__Task prompt__: Whenever a line in the entries below contains the string "this", copy that line.

(Excerpts from an interface dataset)
^^^^

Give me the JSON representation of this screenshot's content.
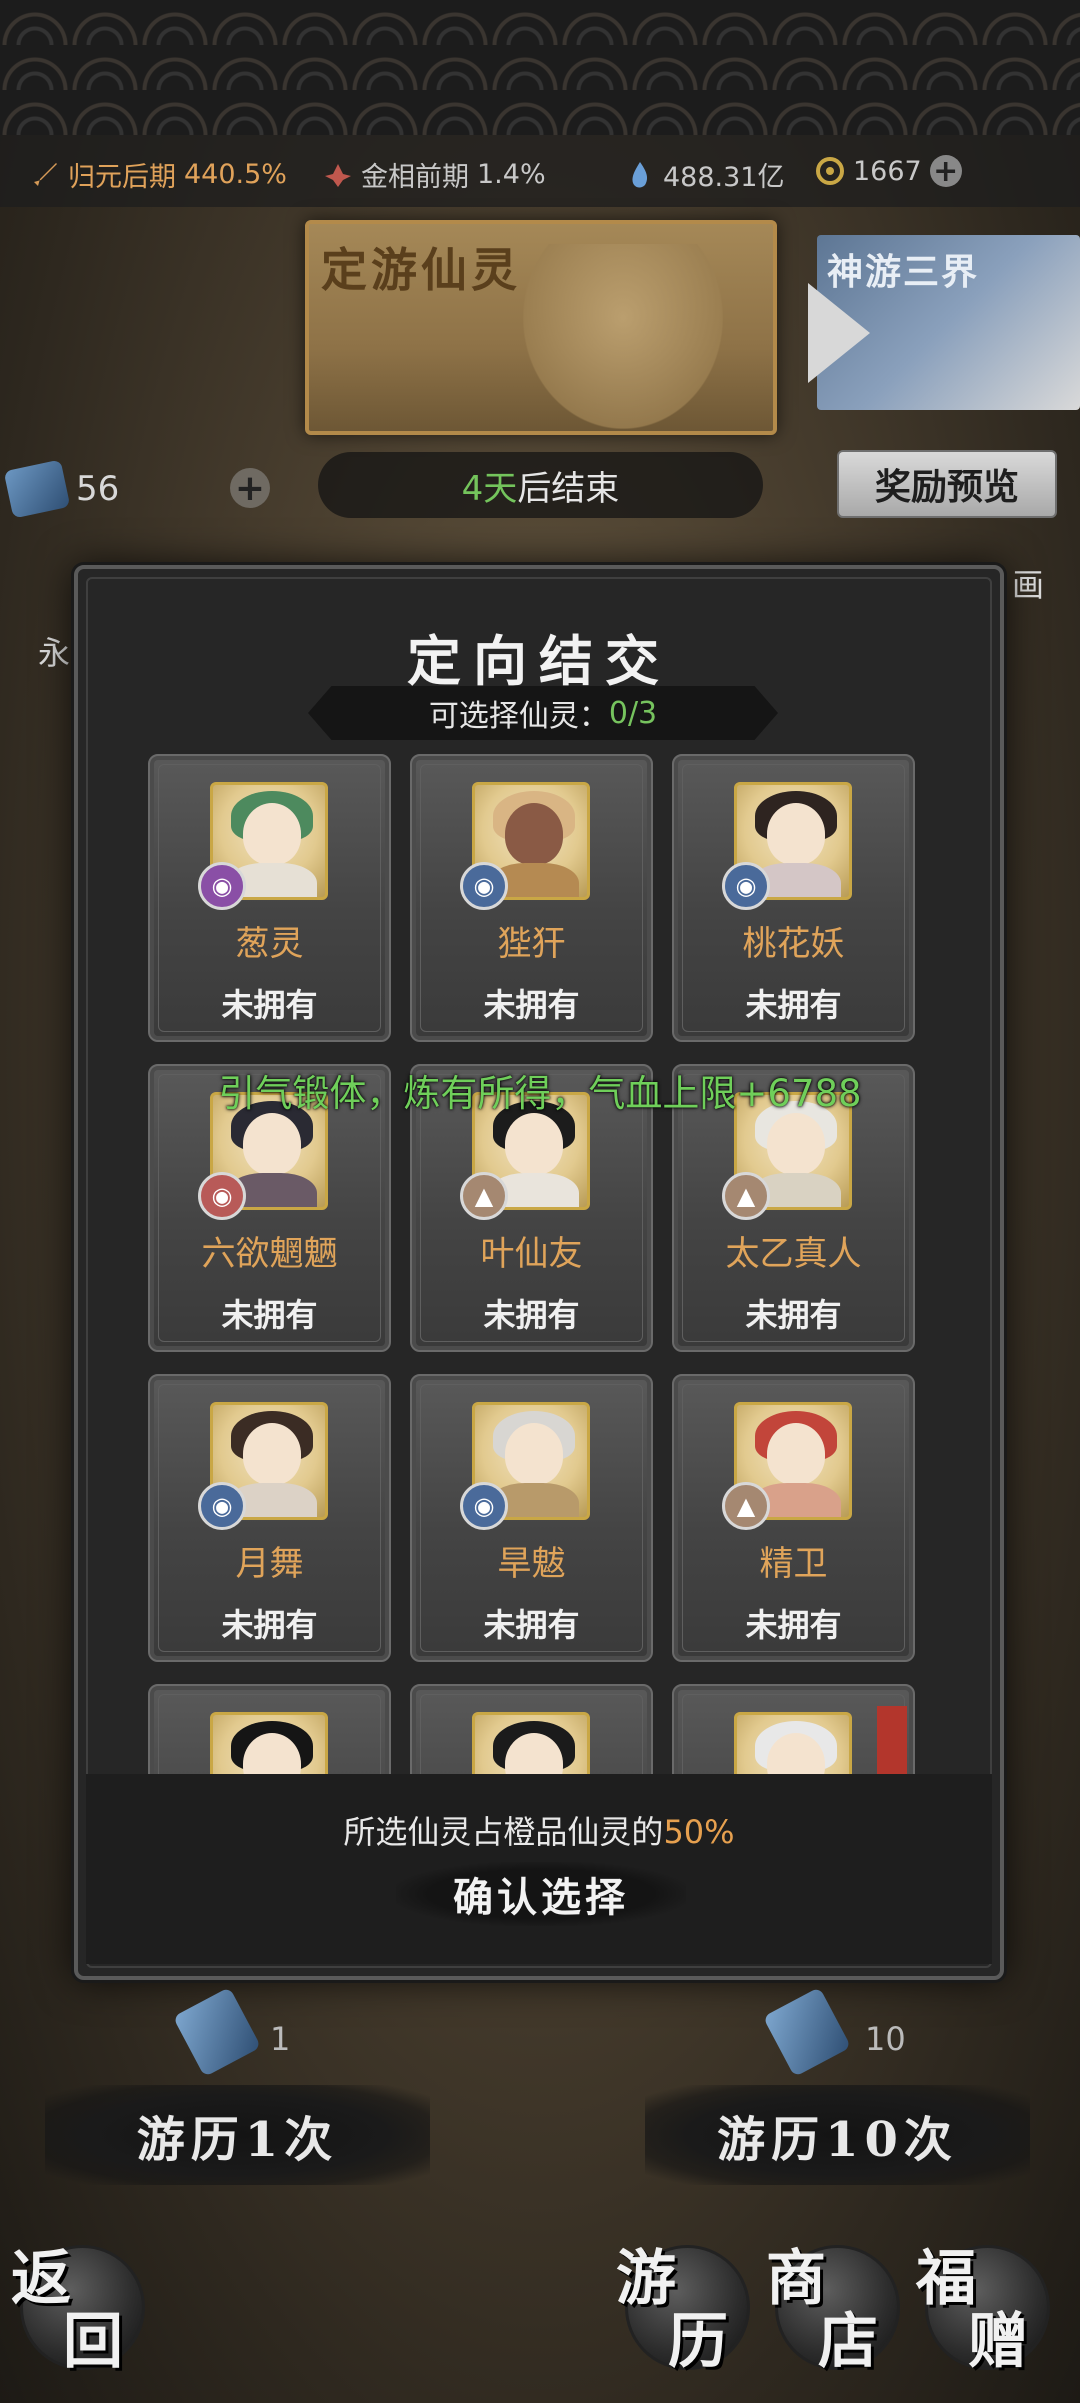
{
  "topbar": {
    "realm_label": "归元后期",
    "realm_value": "440.5%",
    "phase_label": "金相前期",
    "phase_value": "1.4%",
    "spirit_stones": "488.31亿",
    "jade": "1667"
  },
  "banner": {
    "main_title": "定游仙灵",
    "side_title": "神游三界"
  },
  "scroll_count": "56",
  "event_end": {
    "days": "4天",
    "suffix": "后结束"
  },
  "reward_preview_label": "奖励预览",
  "side_chars": {
    "left": "永",
    "right": "画"
  },
  "modal": {
    "title": "定向结交",
    "selectable_label": "可选择仙灵：",
    "selectable_value": "0/3",
    "cards": [
      {
        "name": "葱灵",
        "status": "未拥有",
        "element": "purple"
      },
      {
        "name": "狴犴",
        "status": "未拥有",
        "element": "blue"
      },
      {
        "name": "桃花妖",
        "status": "未拥有",
        "element": "blue"
      },
      {
        "name": "六欲魍魉",
        "status": "未拥有",
        "element": "red"
      },
      {
        "name": "叶仙友",
        "status": "未拥有",
        "element": "tan"
      },
      {
        "name": "太乙真人",
        "status": "未拥有",
        "element": "tan"
      },
      {
        "name": "月舞",
        "status": "未拥有",
        "element": "blue"
      },
      {
        "name": "旱魃",
        "status": "未拥有",
        "element": "blue"
      },
      {
        "name": "精卫",
        "status": "未拥有",
        "element": "tan"
      },
      {
        "name": "",
        "status": "",
        "element": ""
      },
      {
        "name": "",
        "status": "",
        "element": ""
      },
      {
        "name": "",
        "status": "",
        "element": ""
      }
    ],
    "footer_text": "所选仙灵占橙品仙灵的",
    "footer_percent": "50%",
    "confirm_label": "确认选择"
  },
  "toast": "引气锻体，炼有所得，气血上限+6788",
  "rolls": {
    "single": {
      "cost": "1",
      "label": "游历1次"
    },
    "ten": {
      "cost": "10",
      "label": "游历10次"
    }
  },
  "nav": {
    "back": [
      "返",
      "回"
    ],
    "travel": [
      "游",
      "历"
    ],
    "shop": [
      "商",
      "店"
    ],
    "gift": [
      "福",
      "赠"
    ]
  },
  "colors": {
    "accent_orange": "#e0a45a",
    "accent_green": "#74c45c",
    "gold_frame": "#c9a745"
  }
}
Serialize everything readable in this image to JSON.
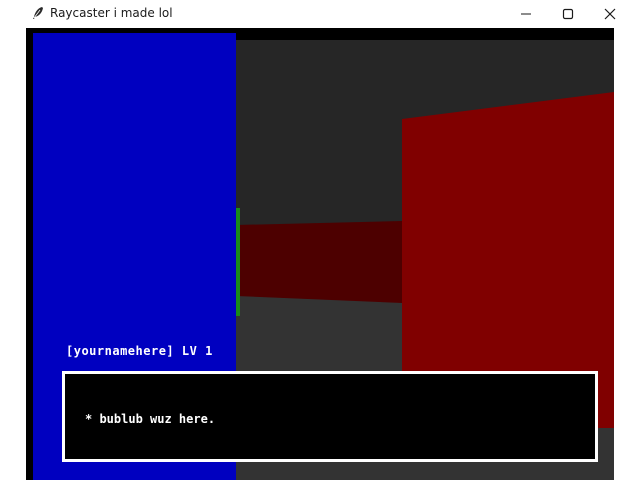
{
  "window": {
    "title": "Raycaster i made lol",
    "icon": "feather-icon",
    "controls": [
      "minimize-icon",
      "maximize-icon",
      "close-icon"
    ]
  },
  "hud": {
    "player_name": "[yournamehere]",
    "level_label": "LV",
    "level": "1"
  },
  "dialog": {
    "text": "* bublub wuz here."
  },
  "colors": {
    "ceiling": "#262626",
    "floor": "#333333",
    "blue_wall": "#0000c0",
    "red_wall_near": "#800000",
    "red_wall_far": "#4d0000",
    "green_wall": "#1a8a1a"
  }
}
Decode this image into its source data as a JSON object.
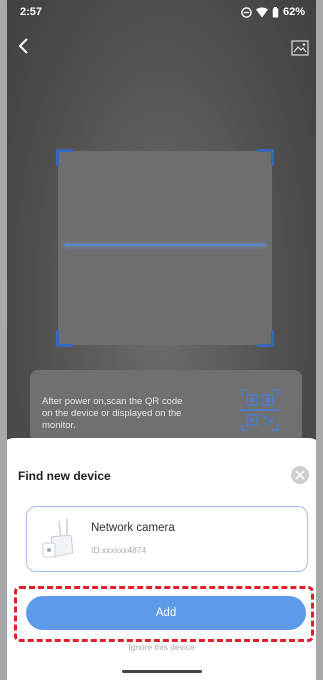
{
  "status_bar": {
    "time": "2:57",
    "battery": "62%"
  },
  "scanner": {
    "hint": "After power on,scan the QR code on the device or displayed on the monitor."
  },
  "sheet": {
    "title": "Find new device",
    "device": {
      "name": "Network camera",
      "id": "ID:xxxxxx4874"
    },
    "add_label": "Add",
    "ignore_label": "Ignore this device"
  },
  "colors": {
    "accent": "#5d9be8",
    "highlight": "#e0202a",
    "scan_corner": "#3566b8"
  }
}
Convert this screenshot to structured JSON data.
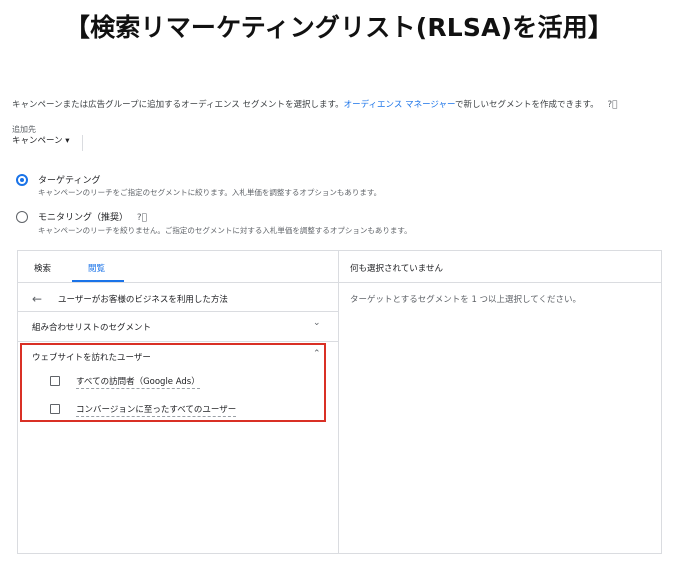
{
  "header": {
    "title": "【検索リマーケティングリスト(RLSA)を活用】"
  },
  "intro": {
    "text": "キャンペーンまたは広告グループに追加するオーディエンス セグメントを選択します。",
    "link": "オーディエンス マネージャー",
    "text_after": "で新しいセグメントを作成できます。"
  },
  "add_to": {
    "label": "追加先",
    "value": "キャンペーン ▾"
  },
  "options": [
    {
      "title": "ターゲティング",
      "subtitle": "キャンペーンのリーチをご指定のセグメントに絞ります。入札単価を調整するオプションもあります。",
      "selected": true
    },
    {
      "title": "モニタリング（推奨）",
      "subtitle": "キャンペーンのリーチを絞りません。ご指定のセグメントに対する入札単価を調整するオプションもあります。",
      "selected": false
    }
  ],
  "tabs": [
    {
      "label": "検索"
    },
    {
      "label": "閲覧"
    }
  ],
  "browse": {
    "back_title": "ユーザーがお客様のビジネスを利用した方法",
    "section1": "組み合わせリストのセグメント",
    "section2": "ウェブサイトを訪れたユーザー",
    "items": [
      {
        "label": "すべての訪問者（Google Ads）",
        "checked": false
      },
      {
        "label": "コンバージョンに至ったすべてのユーザー",
        "checked": false
      }
    ]
  },
  "right_panel": {
    "header": "何も選択されていません",
    "hint": "ターゲットとするセグメントを 1 つ以上選択してください。"
  },
  "colors": {
    "accent": "#1a73e8",
    "highlight": "#d93025"
  },
  "icons": {
    "help": "help-circle-icon",
    "back": "arrow-back-icon",
    "expand": "chevron-down-icon",
    "collapse": "chevron-up-icon"
  }
}
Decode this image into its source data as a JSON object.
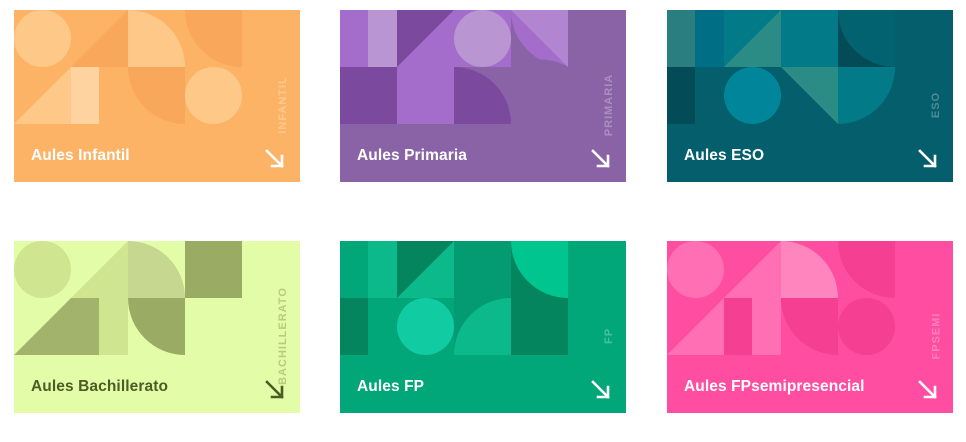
{
  "cards": [
    {
      "label": "Aules Infantil",
      "tag": "INFANTIL",
      "bg": "#fdb365",
      "accent": "#f8a95a",
      "icon": "arrow-down-right-icon"
    },
    {
      "label": "Aules Primaria",
      "tag": "PRIMARIA",
      "bg": "#8a63a7",
      "accent": "#a56dcb",
      "icon": "arrow-down-right-icon"
    },
    {
      "label": "Aules ESO",
      "tag": "ESO",
      "bg": "#045e6b",
      "accent": "#027a87",
      "icon": "arrow-down-right-icon"
    },
    {
      "label": "Aules Bachillerato",
      "tag": "BACHILLERATO",
      "bg": "#e2fca8",
      "accent": "#9aab63",
      "icon": "arrow-down-right-icon"
    },
    {
      "label": "Aules FP",
      "tag": "FP",
      "bg": "#01a679",
      "accent": "#11cca3",
      "icon": "arrow-down-right-icon"
    },
    {
      "label": "Aules FPsemipresencial",
      "tag": "FPSEMI",
      "bg": "#ff4da1",
      "accent": "#ff6fb3",
      "icon": "arrow-down-right-icon"
    }
  ]
}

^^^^

__Written reply__:
Give me the JSON representation of this screenshot's content.
Serialize everything readable in this image to JSON.
Decode this image into its source data as a JSON object.
    "ignore_label": "Ignore this device"
Convert this screenshot to structured JSON data.
Decode this image into its source data as a JSON object.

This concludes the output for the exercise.